But the allegedly “illegal” postings meant that in December 2020, 24 teenagers and young adults were convicted of “provoking fights and riots” and “violating citizens’ personal information.” They were charged for posting political memes and leaking personal information about Xi Jinping’s family on the websites zhina wiki and esu.wiki. Niu Tengyu, 21, was singled out as the “main culprit,” sentenced to 14 years in prison and fined 130, 000 yuan. China Change reported that the young man was tortured while in detention and forced to confess.
An increasing number of Internet users were detained for “unpatriotic” speech. In February 2021, seven people were arrested for commenting on the names of Chinese soldiers killed in a border clash with India, NPR.org reported.
The CCP directly monitors Chinese citizens through Internet and cell phone communications. In recent years, the Chinese government has obtained immense big data through private companies that include databases of Chinese individuals and their Internet and cell phone activities, according to The New York Times.

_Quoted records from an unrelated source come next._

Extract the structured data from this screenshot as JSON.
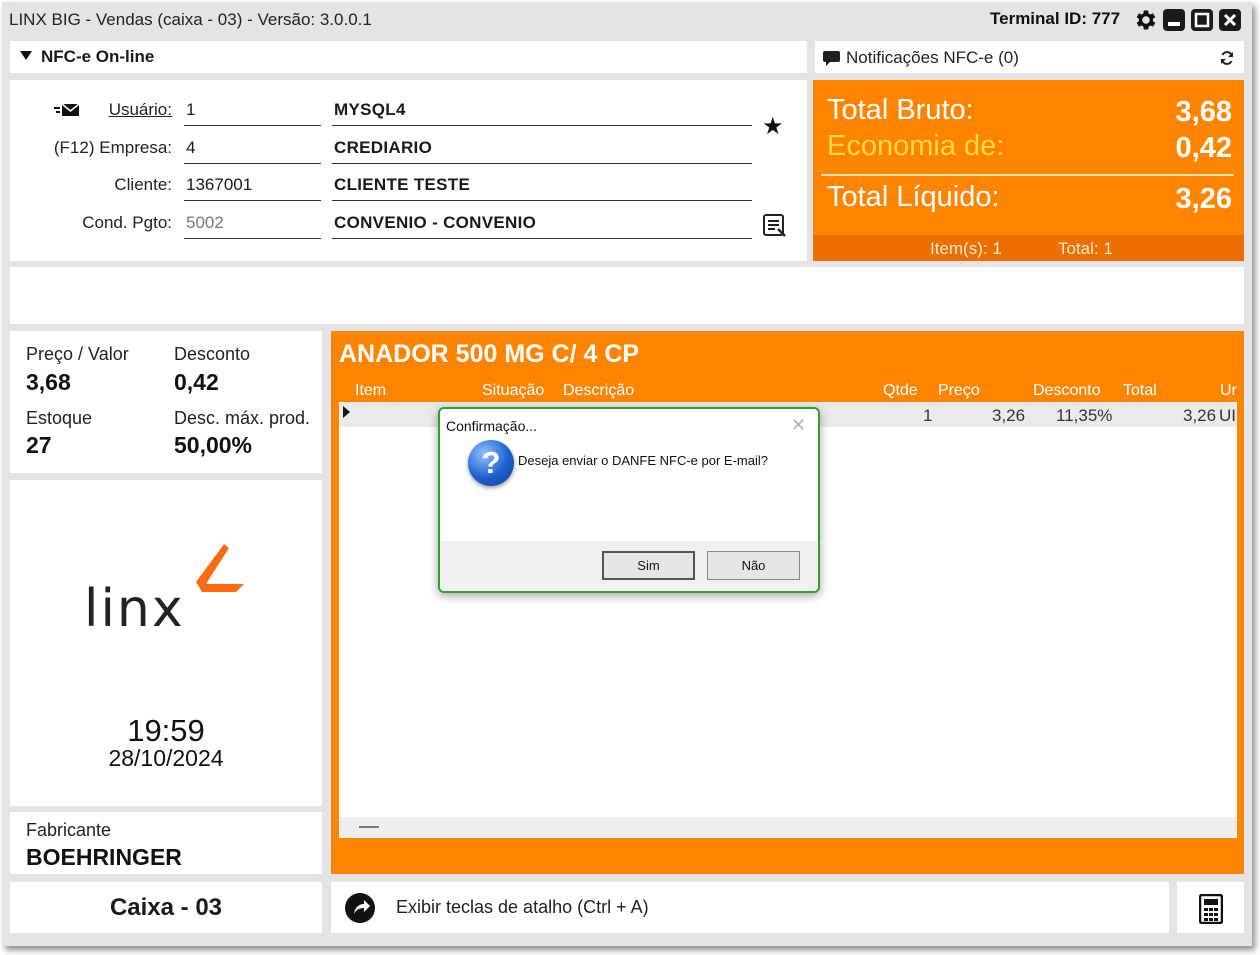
{
  "window": {
    "title": "LINX BIG - Vendas (caixa - 03) - Versão: 3.0.0.1",
    "terminal": "Terminal ID: 777"
  },
  "nfce": {
    "label": "NFC-e On-line"
  },
  "notifications": {
    "label": "Notificações NFC-e (0)"
  },
  "form": {
    "usuario": {
      "label": "Usuário:",
      "code": "1",
      "desc": "MYSQL4"
    },
    "empresa": {
      "prefix": "(F12)",
      "label": "Empresa:",
      "code": "4",
      "desc": "CREDIARIO"
    },
    "cliente": {
      "label": "Cliente:",
      "code": "1367001",
      "desc": "CLIENTE TESTE"
    },
    "cond_pgto": {
      "label": "Cond. Pgto:",
      "code": "5002",
      "desc": "CONVENIO - CONVENIO"
    }
  },
  "totals": {
    "bruto_label": "Total Bruto:",
    "bruto_value": "3,68",
    "economia_label": "Economia de:",
    "economia_value": "0,42",
    "liquido_label": "Total Líquido:",
    "liquido_value": "3,26",
    "items": "Item(s): 1",
    "total": "Total: 1",
    "colors": {
      "orange": "#ff8400",
      "economia": "#ffd84a"
    }
  },
  "info": {
    "preco_label": "Preço / Valor",
    "preco_value": "3,68",
    "desconto_label": "Desconto",
    "desconto_value": "0,42",
    "estoque_label": "Estoque",
    "estoque_value": "27",
    "descmax_label": "Desc. máx. prod.",
    "descmax_value": "50,00%"
  },
  "logo": {
    "text": "linx"
  },
  "clock": {
    "time": "19:59",
    "date": "28/10/2024"
  },
  "fabricante": {
    "label": "Fabricante",
    "value": "BOEHRINGER"
  },
  "product": {
    "title": "ANADOR 500 MG C/ 4 CP",
    "columns": [
      "Item",
      "Situação",
      "Descrição",
      "Qtde",
      "Preço",
      "Desconto",
      "Total",
      "Ur"
    ],
    "row": {
      "qtde": "1",
      "preco": "3,26",
      "desconto": "11,35%",
      "total": "3,26",
      "unidade": "UI"
    }
  },
  "footer": {
    "caixa": "Caixa - 03",
    "shortcut": "Exibir teclas de atalho (Ctrl + A)"
  },
  "dialog": {
    "title": "Confirmação...",
    "message": "Deseja enviar o DANFE NFC-e por E-mail?",
    "yes": "Sim",
    "no": "Não",
    "border_color": "#2ca12c"
  }
}
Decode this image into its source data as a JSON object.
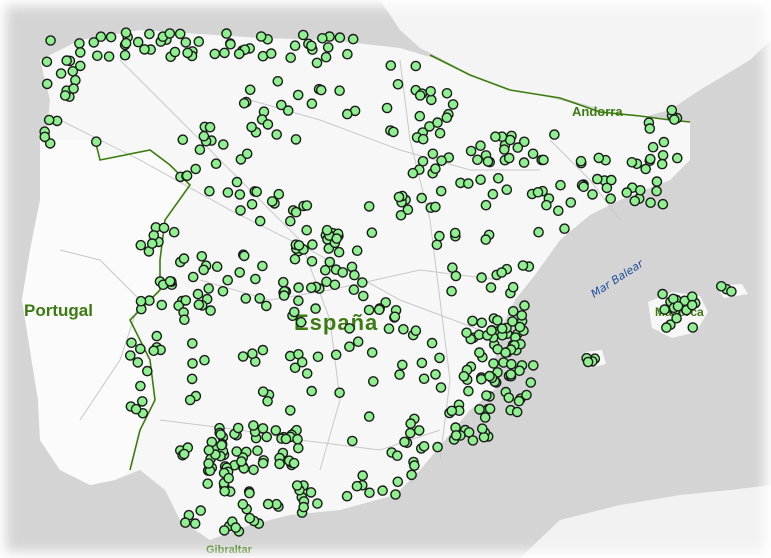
{
  "map": {
    "labels": {
      "spain": "España",
      "portugal": "Portugal",
      "andorra": "Andorra",
      "sea": "Mar Balear",
      "mallorca": "Mallorca",
      "gibraltar": "Gibraltar"
    },
    "colors": {
      "sea": "#d2d2d2",
      "land": "#f7f7f7",
      "border": "#3a7d0c",
      "marker_fill": "#8ff08f",
      "marker_stroke": "#1a1a1a",
      "label_country": "#3c7a12",
      "label_sea": "#1f4e9c"
    },
    "marker_icon": "green-circle-marker-icon"
  }
}
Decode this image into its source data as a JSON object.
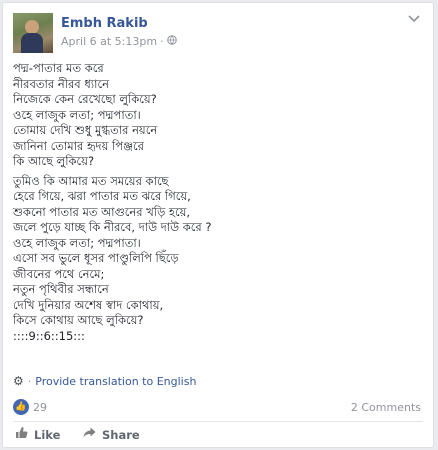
{
  "post": {
    "author": "Embh Rakib",
    "timestamp": "April 6 at 5:13pm",
    "privacy_icon": "globe-icon",
    "options_icon": "chevron-down-icon",
    "stanzas": [
      [
        "পদ্ম-পাতার মত করে",
        "নীরবতার নীরব ধ্যানে",
        "নিজেকে কেন রেখেছো লুকিয়ে?",
        "ওহে লাজুক লতা; পদ্মপাতা।",
        "তোমায় দেখি শুধু মুগ্ধতার নয়নে",
        "জানিনা তোমার হৃদয় পিঞ্জরে",
        "কি আছে লুকিয়ে?"
      ],
      [
        "তুমিও কি আমার মত সময়ের কাছে",
        "হেরে গিয়ে, ঝরা পাতার মত ঝরে গিয়ে,",
        "শুকনো পাতার মত আগুনের খড়ি হয়ে,",
        "জলে পুড়ে যাচ্ছ কি নীরবে, দাউ দাউ করে ?",
        "ওহে লাজুক লতা; পদ্মপাতা।",
        "এসো সব ভুলে ধূসর পাণ্ডুলিপি ছিঁড়ে",
        "জীবনের পথে নেমে;",
        "নতুন পৃথিবীর সন্ধানে",
        "দেখি দুনিয়ার অশেষ স্বাদ কোথায়,",
        "কিসে কোথায় আছে লুকিয়ে?",
        "::::9::6::15:::"
      ]
    ]
  },
  "translate": {
    "icon": "gear-icon",
    "label": "Provide translation to English"
  },
  "reactions": {
    "icon": "like-icon",
    "count": "29",
    "comments": "2 Comments"
  },
  "actions": {
    "like": "Like",
    "share": "Share"
  },
  "colors": {
    "link": "#365899",
    "muted": "#90949c",
    "like_blue": "#4267b2"
  }
}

By conducting investigations, the CCP, through Wechat, have unrestricted access to users’ communications and data on all popular platforms and can punish them even for their private conversations. In February 2020, authorities detained Chen Geng after he mentioned Falun Gong in a private message on WeChat, according to WSJ.
Falun Gong, also called Falun Dafa, is an ancient Chinese discipline of the Buddha school, centered on the universal principles of Truth, Benevolence, and Tolerance, incorporating five qigong exercises. Its followers are brutally persecuted through a campaign launched by former Chinese leader Jiang Zemin due to its huge popularity, surpassing the number of Communist Party members in 1999. The relentless persecution continues to date.
The WeChat app can activate users’ microphones and cameras and copy their location data, address books, photos, and private messages anytime.
According to China Digital Times, the dataset obtained through users’ social networks would also serve for “social credit” systems that would be evaluated even with negative or positive publications to the CCP.
The geolocation applied nowadays, in all Chinese social networks, are one more element, not only to censor but to find any citizen who violates the rules by making a simple publication that could be considered “illegal” and for which they could be arrested by CCP officials, anywhere in China. People who publish even a single criticism against the CCP cannot escape their watchful and repressive eyes.